Background: The health consequences of physical inactivity and the health gains of regular physical activity are briefly summarized. We present physical activity recommendations based on a review of the literature for the general adult population.
Methods: This report employs recognised international standards for establishing causal relationships between physical activity and disease, distinguishing between four different levels: Convincing, probable, possible and insufficient evidence. Convincing or probable evidence have provided the basis for the recommendations given.
Results: The total amount of physical activity (a combination of intensity, duration and frequency) is related to a number of health variables in a dose-response relationship. The preventive effect (the health gain) increases with increasing activity level, but the relationship is not linear. The greatest health gains are attained by those who are least physically fit. This applies even in old age. The health gain seems primarily to be dependent on the total energy expenditure, and less on the intensity. The dose-response relationship between physical activity levels and health gains is a continuum that does not seem to have a lower limit. Thus, any activity can be said to be better than none.

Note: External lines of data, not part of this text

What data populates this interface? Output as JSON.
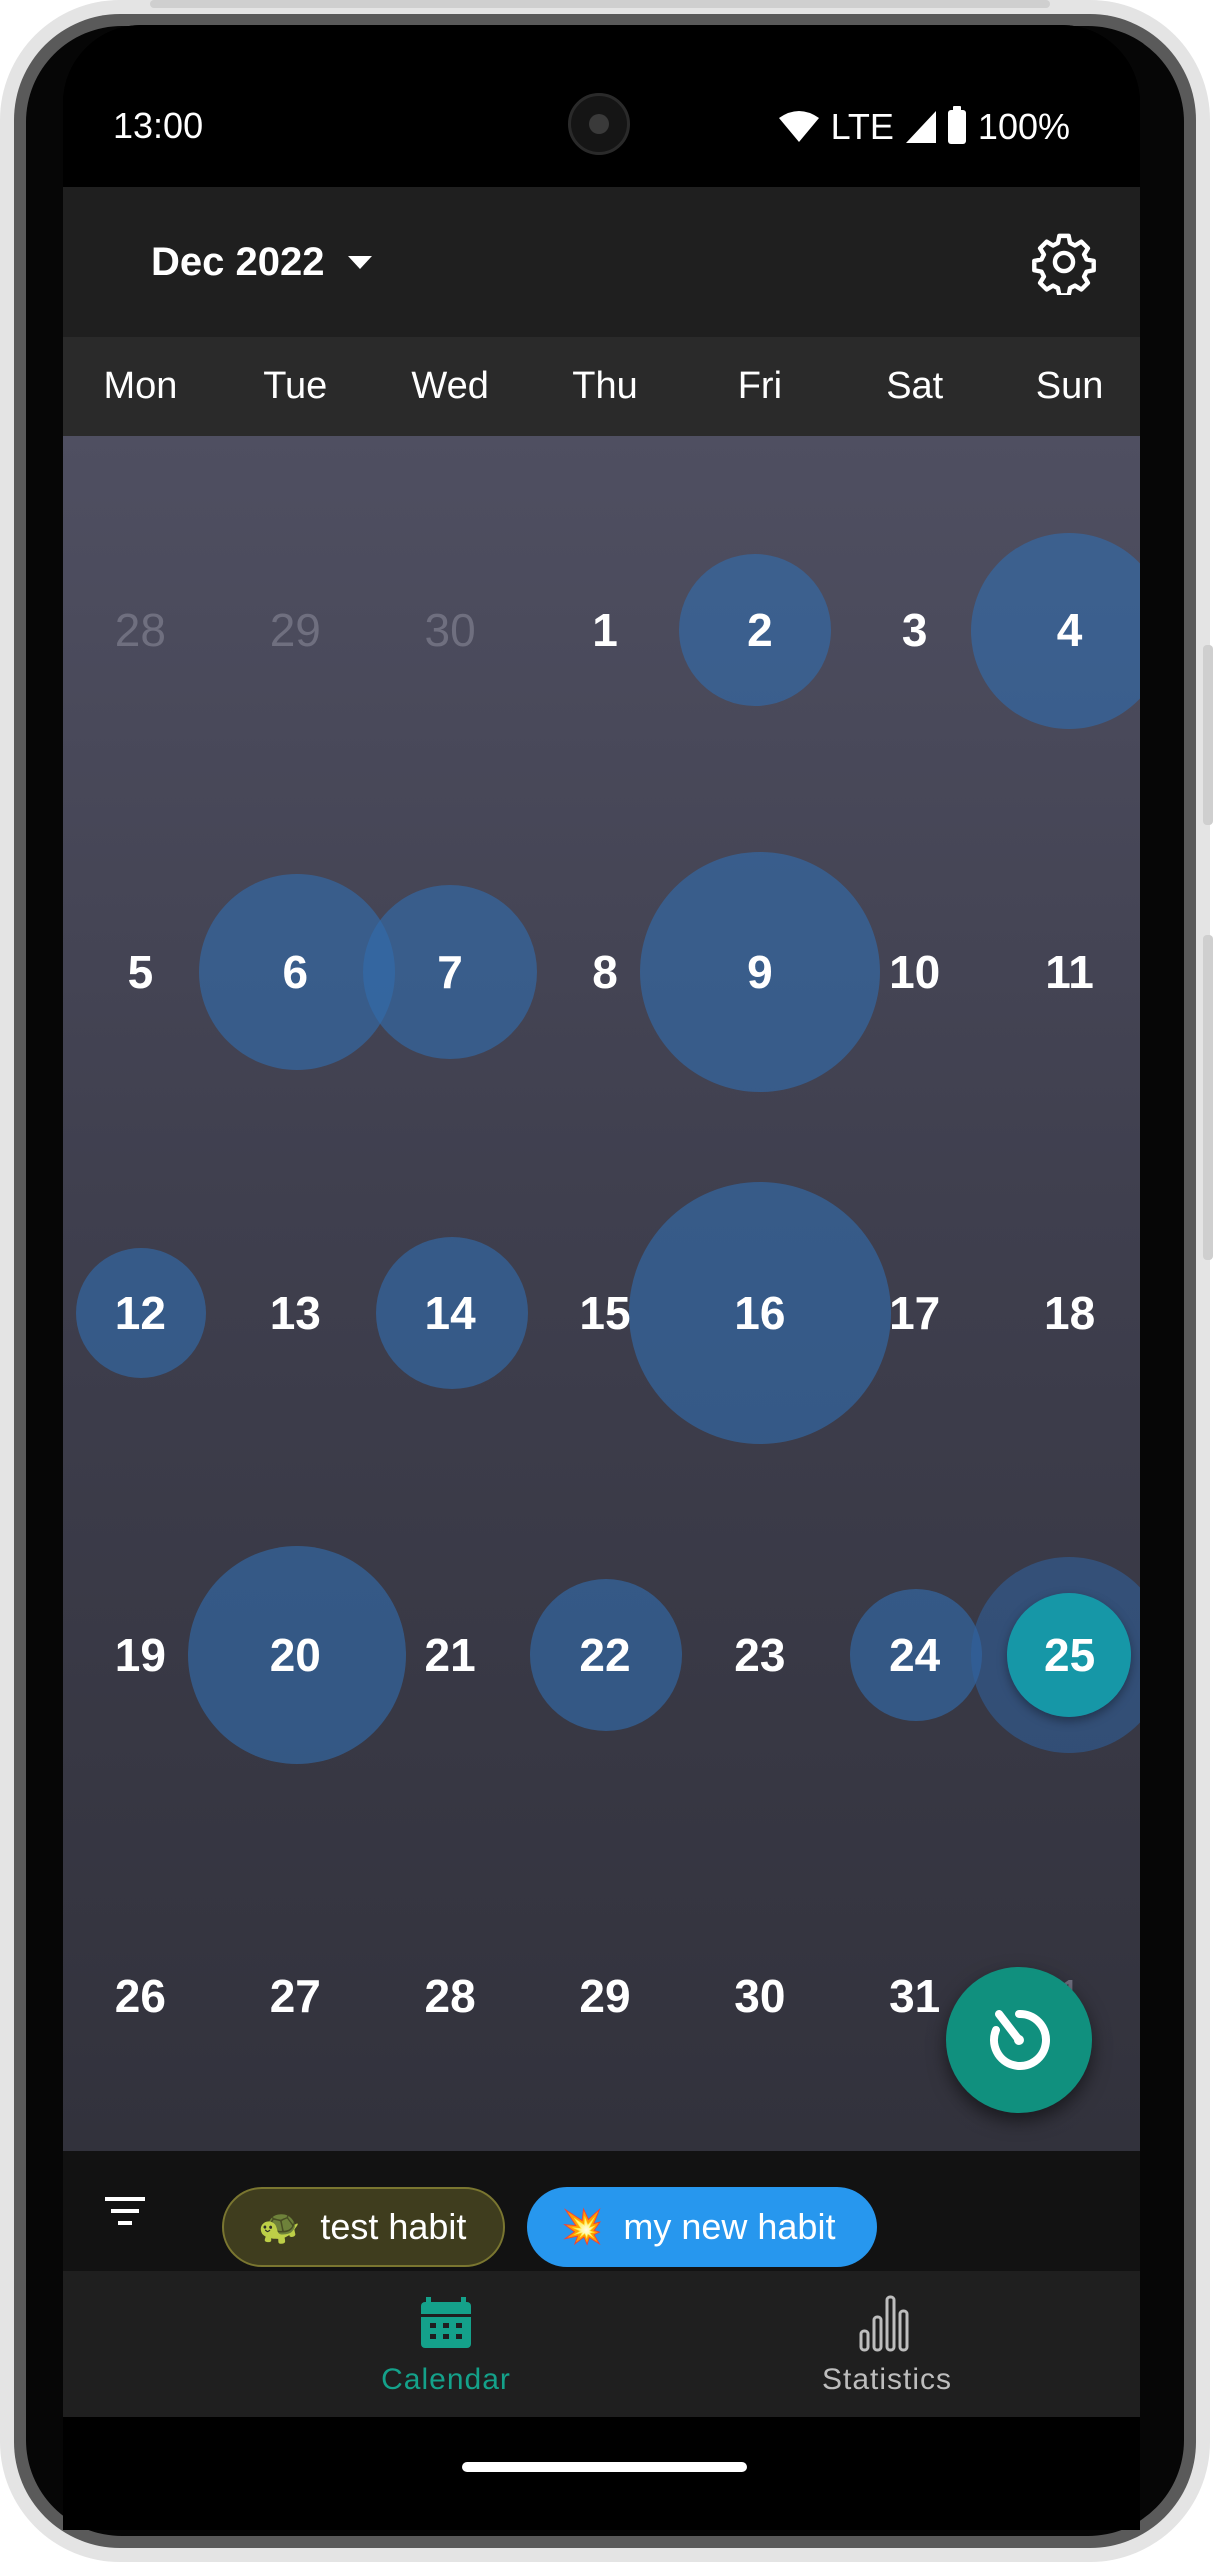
{
  "status_bar": {
    "time": "13:00",
    "network": "LTE",
    "battery": "100%"
  },
  "header": {
    "month_label": "Dec 2022"
  },
  "weekdays": [
    "Mon",
    "Tue",
    "Wed",
    "Thu",
    "Fri",
    "Sat",
    "Sun"
  ],
  "calendar": {
    "weeks": [
      [
        "28",
        "29",
        "30",
        "1",
        "2",
        "3",
        "4"
      ],
      [
        "5",
        "6",
        "7",
        "8",
        "9",
        "10",
        "11"
      ],
      [
        "12",
        "13",
        "14",
        "15",
        "16",
        "17",
        "18"
      ],
      [
        "19",
        "20",
        "21",
        "22",
        "23",
        "24",
        "25"
      ],
      [
        "26",
        "27",
        "28",
        "29",
        "30",
        "31",
        "1"
      ]
    ],
    "today": "25"
  },
  "filters": {
    "chips": [
      {
        "emoji": "🐢",
        "label": "test habit"
      },
      {
        "emoji": "💥",
        "label": "my new habit"
      }
    ]
  },
  "nav": {
    "calendar_label": "Calendar",
    "statistics_label": "Statistics"
  },
  "colors": {
    "accent": "#14a18a",
    "bubble": "#326cac",
    "today": "#159baa",
    "chip_blue": "#2797ee"
  }
}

Interpretation: We conclude that a minimum "target dose" that will yield substantial health gains for those who have been physically inactive for a long time, is activity of moderate intensity which corresponds to an energy expenditure of approximately 150 kcal (630 kJ) per day (or slightly more than 1,000 kcal (4.2 MJ) per week). This is equivalent to a daily walk of about 30 minutes. The activity can be divided into shorter intervals of physical activity during the course of the day, for instance intervals lasting 5-10 minutes. An increase in activity beyond this level will yield further health gains. The effect of exercise is just as good for older people as for younger people, and the same recommendations apply as to other adults.